Childcare Plans: Nursery Ratios To Be Relaxed
Nurseries and childminders will be allowed to look after more children under Government plans aimed at reducing the burden on parents struggling to pay soaring fees.
The current ratio of one member of staff to every four two-year-olds will be increased to one carer for every six toddlers.
Nurseries will also be allowed to loosen ratios for under-twos, with one carer being allowed to look after four instead of three children.
A childminder would be able to look after two babies rather than one and four under-fives rather than three, according to the proposals.
British families spend an average of 27% of their income on childcare - the second highest proportion in the world.
But when it comes to the quality of care provided, the UK is said to be behind other European countries.
Citing the example of France, Education Minister Elizabeth Truss will argue that easing the rules on ratios can give nurseries the "headroom to pay higher salaries".
She is expected to tell an event at the Policy Exchange think-tank: "We have learned from other countries that deliver better value and better-quality childcare.
"We have looked across Europe and beyond. The aim is not to replicate another country's approach but to learn from and apply best practice."
Ministers also want youngsters to start being taught reading and maths at a younger age to reassure parents that their children are receiving a proper education.
And in return for deregulation and higher pay, Ms Truss will insist that nursery workers have tougher academic standards, including potential carers needing at least a grade C in English and maths to begin the two-year Early Years Educator Qualification.
Ms Truss said: "We want to see more of a continuum between childcare and the education system, we want to see more teachers in early years leading high quality group settings and also more people with English and maths GCSE going into early years.
"So this is about raising the quality and making sure our young children get the absolute best."
Rachel Parangi, a mother-of-two, told Sky News: "The cost of childcare is a burden, it's like a mortgage, in fact, it's more than my mortgage - so yes it is expensive.
"It's a price you have to pay for quality childcare.

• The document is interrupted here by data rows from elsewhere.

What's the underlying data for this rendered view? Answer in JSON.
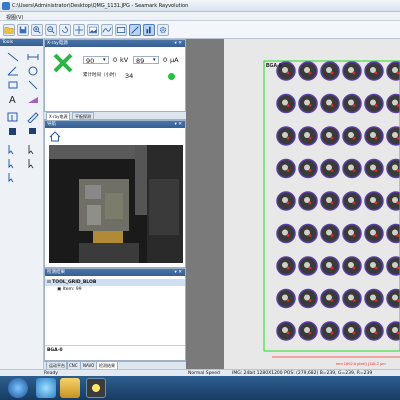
{
  "window": {
    "title": "C:\\Users\\Administrator\\Desktop\\QMG_1131.JPG - Seamark Rayvolution"
  },
  "menu": {
    "label": "视图(V)"
  },
  "tools_panel": {
    "title": "Tools"
  },
  "xray": {
    "title": "X-ray电源",
    "kv_value": "90",
    "kv_reading": "0",
    "kv_unit": "kV",
    "ua_value": "89",
    "ua_reading": "0",
    "ua_unit": "μA",
    "time_label": "累计时间（小时）",
    "time_value": "34",
    "status_color": "#22c33a"
  },
  "xray_tabs": [
    "X-ray电源",
    "平板探测"
  ],
  "navigation": {
    "title": "导航"
  },
  "result": {
    "title": "检测结果",
    "tree_root": "TOOL_GRID_BLOB",
    "tree_child": "Item: 99",
    "footer": "BGA-0"
  },
  "bottom_tabs": [
    "运动平台",
    "CNC",
    "NAVO",
    "检测结果"
  ],
  "mainview": {
    "roi_label": "BGA-0",
    "measure": "mm 1892.6 pixel) (118.2 μm",
    "grid_rows": 9,
    "grid_cols": 6
  },
  "status": {
    "ready": "Ready",
    "speed": "Normal Speed",
    "info": "IMG: 24bit 1280X1200  POS: (279,682) B=239, G=239, R=239"
  },
  "colors": {
    "accent": "#355e93",
    "roi": "#22dd22",
    "measure": "#ff3030"
  }
}
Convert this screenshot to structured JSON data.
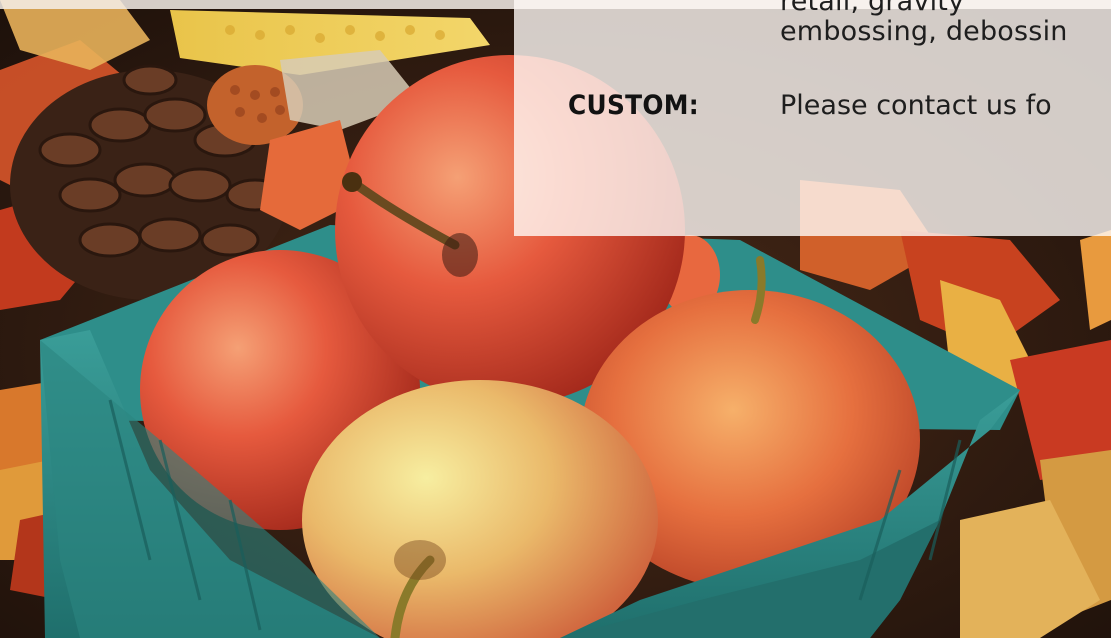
{
  "panel": {
    "clipped_line_top": "retail, gravity",
    "embossing_line": "embossing, debossin",
    "custom_label": "CUSTOM:",
    "custom_text": "Please contact us fo"
  },
  "image": {
    "description_icon": "apple-basket-photo"
  },
  "colors": {
    "basket_teal": "#2e8e8a",
    "apple_red": "#e0523a",
    "panel_bg": "#fffaf6"
  }
}
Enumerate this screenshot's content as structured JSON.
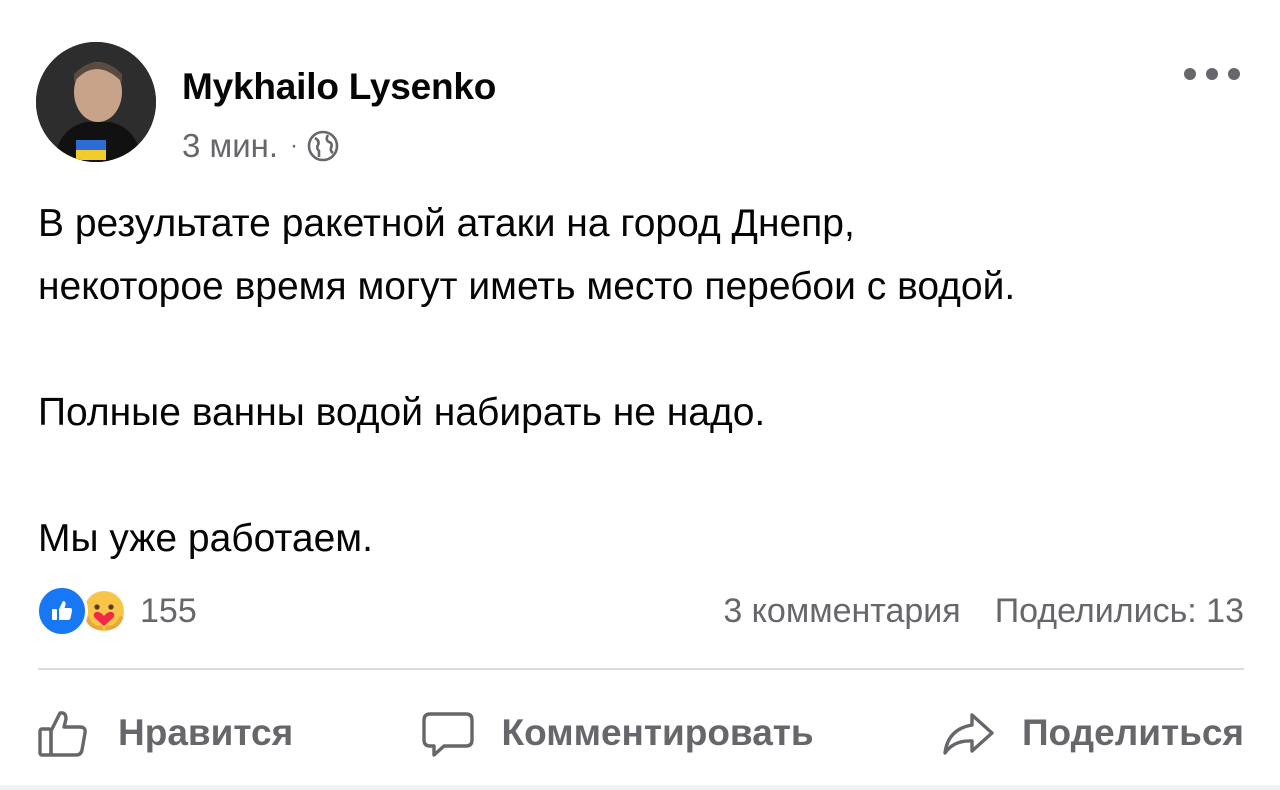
{
  "post": {
    "author": "Mykhailo Lysenko",
    "time": "3 мин.",
    "separator": "·",
    "audience_icon": "globe-icon",
    "more_icon": "more-horizontal-icon",
    "paragraphs": [
      "В результате ракетной атаки на город Днепр,",
      "некоторое время могут иметь место перебои с водой.",
      "Полные ванны водой набирать не надо.",
      "Мы уже работаем."
    ]
  },
  "stats": {
    "reaction_icons": [
      "like-icon",
      "care-icon"
    ],
    "reactions_count": "155",
    "comments": "3 комментария",
    "shares": "Поделились: 13"
  },
  "actions": {
    "like": "Нравится",
    "comment": "Комментировать",
    "share": "Поделиться"
  },
  "colors": {
    "text": "#050505",
    "secondary": "#65676b",
    "like_blue": "#1877f2",
    "divider": "#dcdde0"
  }
}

When you're at work you want to know that someone is looking after your children."
Shadow education secretary Stephen Twigg said the plans threatened child safety and would not reduce costs.
"This Government has created an affordability crisis by cutting support and pushing up costs for parents. Watering down quality is the wrong way to try to deal with the problem they've caused," he said.
"Experts are warning this could threaten child safety and won't reduce costs. Parents will be worried.
"With a £1,700 toddler tax for families with two children, and 401 fewer children's centres, parents are being locked into inflation-busting cost rises while the quality of childcare is undermined."